(Work item):
Reproduce the records below; each should match the original exactly.

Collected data

====

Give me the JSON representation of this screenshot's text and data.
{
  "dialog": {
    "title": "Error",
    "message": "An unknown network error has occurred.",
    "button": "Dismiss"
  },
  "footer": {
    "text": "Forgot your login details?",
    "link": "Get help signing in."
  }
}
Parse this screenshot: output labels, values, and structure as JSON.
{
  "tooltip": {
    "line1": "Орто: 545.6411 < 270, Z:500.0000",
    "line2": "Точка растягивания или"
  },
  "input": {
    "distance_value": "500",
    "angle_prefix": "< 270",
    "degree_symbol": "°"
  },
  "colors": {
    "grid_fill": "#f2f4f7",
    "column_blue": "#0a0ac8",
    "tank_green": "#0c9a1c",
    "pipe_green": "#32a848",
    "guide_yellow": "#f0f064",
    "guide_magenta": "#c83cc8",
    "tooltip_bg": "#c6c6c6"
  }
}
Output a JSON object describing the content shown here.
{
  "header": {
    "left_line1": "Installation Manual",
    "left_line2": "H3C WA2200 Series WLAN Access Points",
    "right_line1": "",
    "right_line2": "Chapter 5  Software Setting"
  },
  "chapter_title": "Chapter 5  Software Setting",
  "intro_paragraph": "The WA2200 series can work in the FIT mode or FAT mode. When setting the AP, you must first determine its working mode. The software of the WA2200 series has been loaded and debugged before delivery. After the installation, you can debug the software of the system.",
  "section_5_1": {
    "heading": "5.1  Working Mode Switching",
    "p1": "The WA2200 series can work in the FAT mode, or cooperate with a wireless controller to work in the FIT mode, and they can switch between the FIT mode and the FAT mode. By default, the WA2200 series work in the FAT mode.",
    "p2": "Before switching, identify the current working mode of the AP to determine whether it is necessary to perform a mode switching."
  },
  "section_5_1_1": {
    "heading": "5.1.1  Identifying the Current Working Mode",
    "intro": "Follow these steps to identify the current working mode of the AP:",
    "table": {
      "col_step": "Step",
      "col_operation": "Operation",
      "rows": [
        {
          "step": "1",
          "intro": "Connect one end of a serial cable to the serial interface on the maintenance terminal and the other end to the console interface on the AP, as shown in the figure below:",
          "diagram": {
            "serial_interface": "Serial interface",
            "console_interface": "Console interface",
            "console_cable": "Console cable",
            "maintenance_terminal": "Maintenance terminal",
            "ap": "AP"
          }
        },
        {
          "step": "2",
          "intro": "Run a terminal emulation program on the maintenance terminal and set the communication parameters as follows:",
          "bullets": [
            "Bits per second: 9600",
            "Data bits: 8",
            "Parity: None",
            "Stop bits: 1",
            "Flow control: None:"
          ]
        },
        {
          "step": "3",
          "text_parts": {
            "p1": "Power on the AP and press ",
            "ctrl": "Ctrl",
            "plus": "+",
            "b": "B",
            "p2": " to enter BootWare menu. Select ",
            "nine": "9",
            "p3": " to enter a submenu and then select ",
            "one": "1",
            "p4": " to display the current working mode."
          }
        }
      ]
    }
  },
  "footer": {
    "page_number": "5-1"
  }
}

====

(Worked solution):
Give me the JSON representation of this screenshot's text and data.
{
  "dialog": {
    "title": "Error",
    "message": "An unknown network error has occurred.",
    "button": "Dismiss"
  },
  "footer": {
    "text": "Forgot your login details?",
    "link": "Get help signing in."
  }
}
Parse this screenshot: output labels, values, and structure as JSON.
{
  "tooltip": {
    "line1": "Орто: 545.6411 < 270, Z:500.0000",
    "line2": "Точка растягивания или"
  },
  "input": {
    "distance_value": "500",
    "angle_prefix": "< 270",
    "degree_symbol": "°"
  },
  "colors": {
    "grid_fill": "#f2f4f7",
    "column_blue": "#0a0ac8",
    "tank_green": "#0c9a1c",
    "pipe_green": "#32a848",
    "guide_yellow": "#f0f064",
    "guide_magenta": "#c83cc8",
    "tooltip_bg": "#c6c6c6"
  }
}
Output a JSON object describing the content shown here.
{
  "header": {
    "left_line1": "Installation Manual",
    "left_line2": "H3C WA2200 Series WLAN Access Points",
    "right_line1": "",
    "right_line2": "Chapter 5  Software Setting"
  },
  "chapter_title": "Chapter 5  Software Setting",
  "intro_paragraph": "The WA2200 series can work in the FIT mode or FAT mode. When setting the AP, you must first determine its working mode. The software of the WA2200 series has been loaded and debugged before delivery. After the installation, you can debug the software of the system.",
  "section_5_1": {
    "heading": "5.1  Working Mode Switching",
    "p1": "The WA2200 series can work in the FAT mode, or cooperate with a wireless controller to work in the FIT mode, and they can switch between the FIT mode and the FAT mode. By default, the WA2200 series work in the FAT mode.",
    "p2": "Before switching, identify the current working mode of the AP to determine whether it is necessary to perform a mode switching."
  },
  "section_5_1_1": {
    "heading": "5.1.1  Identifying the Current Working Mode",
    "intro": "Follow these steps to identify the current working mode of the AP:",
    "table": {
      "col_step": "Step",
      "col_operation": "Operation",
      "rows": [
        {
          "step": "1",
          "intro": "Connect one end of a serial cable to the serial interface on the maintenance terminal and the other end to the console interface on the AP, as shown in the figure below:",
          "diagram": {
            "serial_interface": "Serial interface",
            "console_interface": "Console interface",
            "console_cable": "Console cable",
            "maintenance_terminal": "Maintenance terminal",
            "ap": "AP"
          }
        },
        {
          "step": "2",
          "intro": "Run a terminal emulation program on the maintenance terminal and set the communication parameters as follows:",
          "bullets": [
            "Bits per second: 9600",
            "Data bits: 8",
            "Parity: None",
            "Stop bits: 1",
            "Flow control: None:"
          ]
        },
        {
          "step": "3",
          "text_parts": {
            "p1": "Power on the AP and press ",
            "ctrl": "Ctrl",
            "plus": "+",
            "b": "B",
            "p2": " to enter BootWare menu. Select ",
            "nine": "9",
            "p3": " to enter a submenu and then select ",
            "one": "1",
            "p4": " to display the current working mode."
          }
        }
      ]
    }
  },
  "footer": {
    "page_number": "5-1"
  }
}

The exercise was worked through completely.